## Problem:
The entries should be given again in full. Alter nothing.
==========
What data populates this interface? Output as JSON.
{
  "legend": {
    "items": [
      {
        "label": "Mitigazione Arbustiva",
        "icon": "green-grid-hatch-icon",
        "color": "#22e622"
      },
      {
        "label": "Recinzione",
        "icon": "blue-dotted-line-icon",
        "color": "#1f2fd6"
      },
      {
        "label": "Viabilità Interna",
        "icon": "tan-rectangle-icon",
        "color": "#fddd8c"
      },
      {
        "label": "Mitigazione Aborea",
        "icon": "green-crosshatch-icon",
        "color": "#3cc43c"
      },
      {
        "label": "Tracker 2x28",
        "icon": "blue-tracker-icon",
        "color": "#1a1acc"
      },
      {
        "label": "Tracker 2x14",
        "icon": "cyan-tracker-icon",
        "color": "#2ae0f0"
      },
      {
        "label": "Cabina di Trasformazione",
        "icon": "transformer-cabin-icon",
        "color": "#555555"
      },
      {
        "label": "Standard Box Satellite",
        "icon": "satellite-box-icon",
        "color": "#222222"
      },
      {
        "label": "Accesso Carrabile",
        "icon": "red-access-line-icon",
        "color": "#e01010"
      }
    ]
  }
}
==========
## Task response:
What data populates this interface? Output as JSON.
{
  "legend": {
    "items": [
      {
        "label": "Mitigazione Arbustiva",
        "icon": "green-grid-hatch-icon",
        "color": "#22e622"
      },
      {
        "label": "Recinzione",
        "icon": "blue-dotted-line-icon",
        "color": "#1f2fd6"
      },
      {
        "label": "Viabilità Interna",
        "icon": "tan-rectangle-icon",
        "color": "#fddd8c"
      },
      {
        "label": "Mitigazione Aborea",
        "icon": "green-crosshatch-icon",
        "color": "#3cc43c"
      },
      {
        "label": "Tracker 2x28",
        "icon": "blue-tracker-icon",
        "color": "#1a1acc"
      },
      {
        "label": "Tracker 2x14",
        "icon": "cyan-tracker-icon",
        "color": "#2ae0f0"
      },
      {
        "label": "Cabina di Trasformazione",
        "icon": "transformer-cabin-icon",
        "color": "#555555"
      },
      {
        "label": "Standard Box Satellite",
        "icon": "satellite-box-icon",
        "color": "#222222"
      },
      {
        "label": "Accesso Carrabile",
        "icon": "red-access-line-icon",
        "color": "#e01010"
      }
    ]
  }
}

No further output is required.